In 1088 Robert Curthose, Duke of Normandy, enfeoffed the Cotentin to his brother Henry, who later became king of England. Henry, as count of the Cotentin, established his first power base there and in the adjoining Avranchin, which lay to the south, beyond the River Thar. [9]

During the Hundred Years War, King Edward III of England landed in the bay of La Hougue, and then went to the Church of Quettehou in Val de Saire. It was there that Edward III knighted his son Edward, the Black Prince. A remembrance plaque can be seen next to the altar.



Avranchin History [edit ]

Avranchin was once the territory of the Abrincuti. During Roman rule it became part of the second division of Gallia Lugdunensis, which roughly corresponds to modern-day Normandy. After the fall of the Roman empire the area became part of the Frankish kingdom of Neustria until it was ceded to Brittany as part of the treaty of Compiègne in 867. In 933 William Longsword was given control of a large part of Brittany (Avranchin included) in return for recognizing Rudolph of France as king of West Francia. The Bretons did not recognize this agreement and had to be forcibly suppressed. Avranchin was not fully integrated into Normandy until 1009 under Richard II. In 1204 Phillip II took Normandy (and alongside it Avranchin) for France.
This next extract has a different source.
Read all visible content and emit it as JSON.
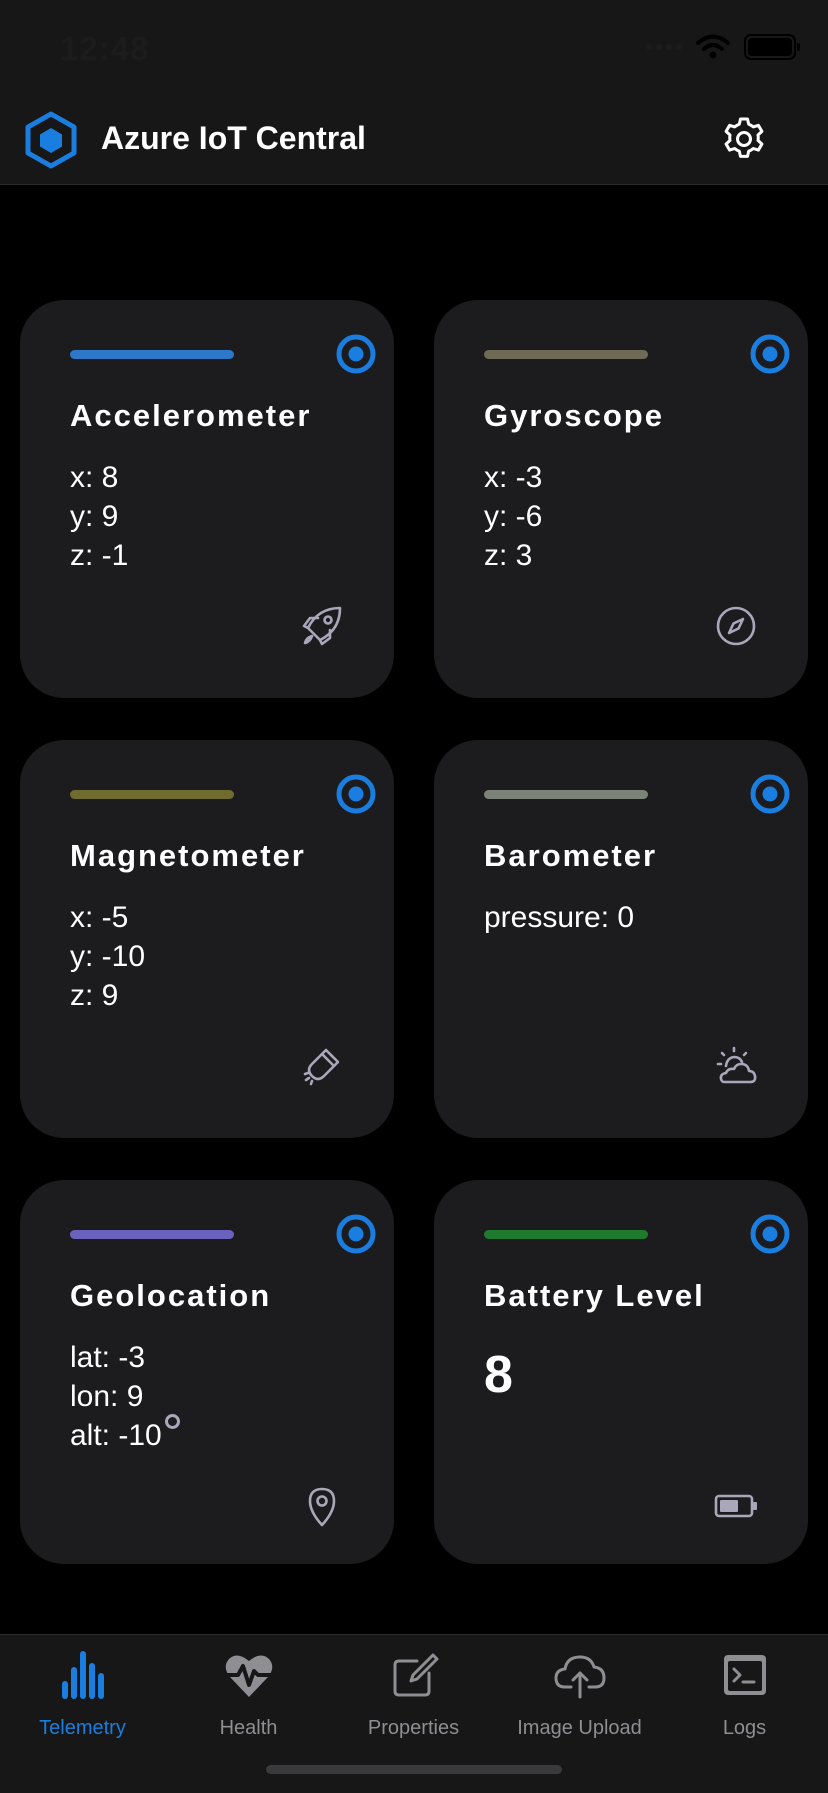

Modern history [edit ] Cotentin Peninsula - Wikipedia

D-Day assault map of Normandy and northwest coastal France

The naval Battle of La Hogue in 1692 was fought off Saint-Vaast-la-Hougue near Barfleur.

The town of Valognes was, until the French Revolution, a provincial social resort for the aristocracy, nicknamed the  Versailles of Normandy. The social scene was described in the novels of Jules Barbey d'Aurevilly (himself from the Cotentin). Little now remains of the grand houses and châteaus; they were destroyed by combat there during the Battle of Normandy in World War II.

During World War II, part of the 1944 Battle of Normandy was fought in the Cotentin. The westernmost part of the D-Day landings was at Utah Beach, on the southeastern coast of the peninsula, and was followed by a campaign to occupy the peninsula and take Cherbourg.

The genetic history of the modern inhabitants of Cotentin Peninsula is being studied by the University of Leicester to determine the extent of Scandinavian ancestry in Normandy. [10]